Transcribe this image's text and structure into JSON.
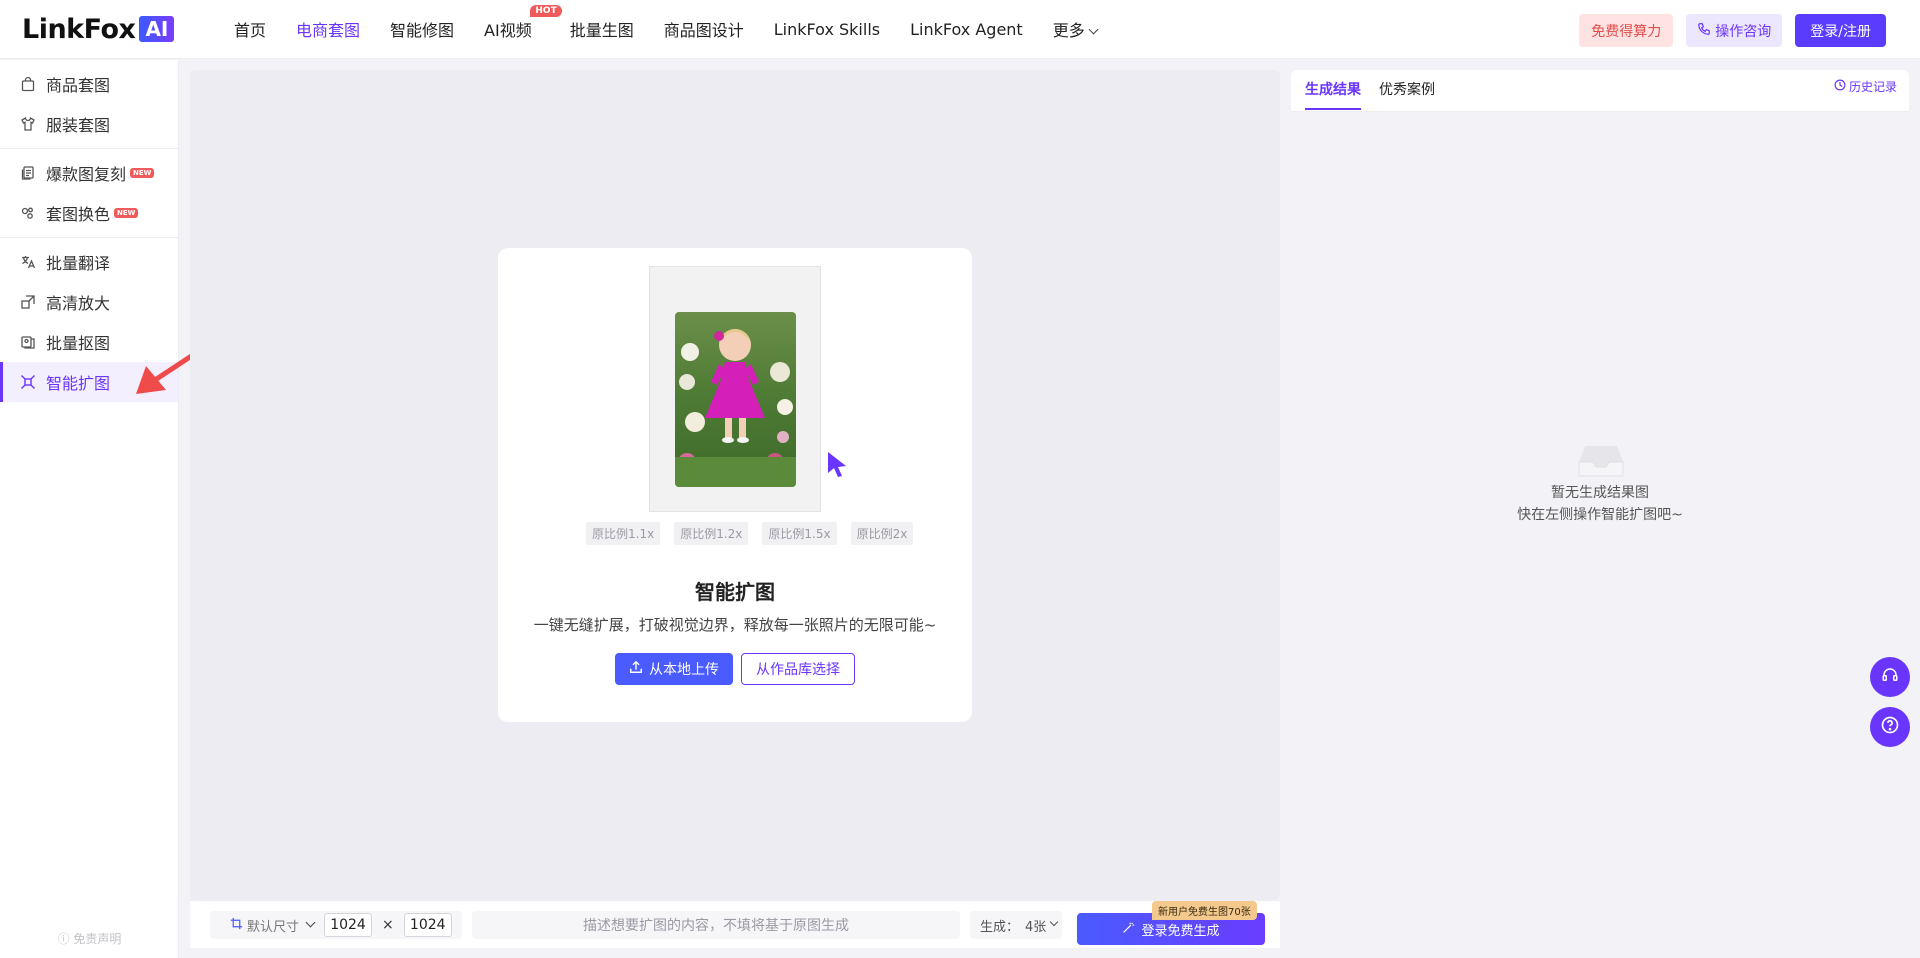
{
  "brand": {
    "name": "LinkFox",
    "ai_tag": "AI"
  },
  "nav": {
    "items": [
      {
        "label": "首页"
      },
      {
        "label": "电商套图"
      },
      {
        "label": "智能修图"
      },
      {
        "label": "AI视频",
        "badge": "HOT"
      },
      {
        "label": "批量生图"
      },
      {
        "label": "商品图设计"
      },
      {
        "label": "LinkFox Skills"
      },
      {
        "label": "LinkFox Agent"
      },
      {
        "label": "更多"
      }
    ],
    "active_index": 1
  },
  "top_actions": {
    "free_compute": "免费得算力",
    "consult": "操作咨询",
    "login": "登录/注册"
  },
  "sidebar": {
    "groups": [
      [
        {
          "label": "商品套图",
          "icon": "bag-icon"
        },
        {
          "label": "服装套图",
          "icon": "shirt-icon"
        }
      ],
      [
        {
          "label": "爆款图复刻",
          "icon": "copy-icon",
          "badge": "NEW"
        },
        {
          "label": "套图换色",
          "icon": "palette-icon",
          "badge": "NEW"
        }
      ],
      [
        {
          "label": "批量翻译",
          "icon": "translate-icon"
        },
        {
          "label": "高清放大",
          "icon": "upscale-icon"
        },
        {
          "label": "批量抠图",
          "icon": "cutout-icon"
        },
        {
          "label": "智能扩图",
          "icon": "expand-icon"
        }
      ]
    ],
    "active": "智能扩图",
    "disclaimer": "免责声明"
  },
  "main": {
    "ratios": [
      "原比例1.1x",
      "原比例1.2x",
      "原比例1.5x",
      "原比例2x"
    ],
    "title": "智能扩图",
    "subtitle": "一键无缝扩展，打破视觉边界，释放每一张照片的无限可能~",
    "upload_label": "从本地上传",
    "library_label": "从作品库选择"
  },
  "bottom": {
    "size_label": "默认尺寸",
    "width": "1024",
    "times": "×",
    "height": "1024",
    "prompt_placeholder": "描述想要扩图的内容，不填将基于原图生成",
    "gen_label": "生成：",
    "gen_count": "4张",
    "generate_label": "登录免费生成",
    "promo": "新用户免费生图70张"
  },
  "right_panel": {
    "tabs": [
      "生成结果",
      "优秀案例"
    ],
    "active_tab": 0,
    "history": "历史记录",
    "empty_line1": "暂无生成结果图",
    "empty_line2": "快在左侧操作智能扩图吧~"
  },
  "colors": {
    "accent": "#6a35ff",
    "primary_button": "#4a5bff",
    "hot": "#f05a5a"
  }
}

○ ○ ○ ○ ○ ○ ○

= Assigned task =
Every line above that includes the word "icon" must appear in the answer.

= Output below =
          "icon": "bag-icon"
          "icon": "shirt-icon"
          "icon": "copy-icon",
          "icon": "palette-icon",
          "icon": "translate-icon"
          "icon": "upscale-icon"
          "icon": "cutout-icon"
          "icon": "expand-icon"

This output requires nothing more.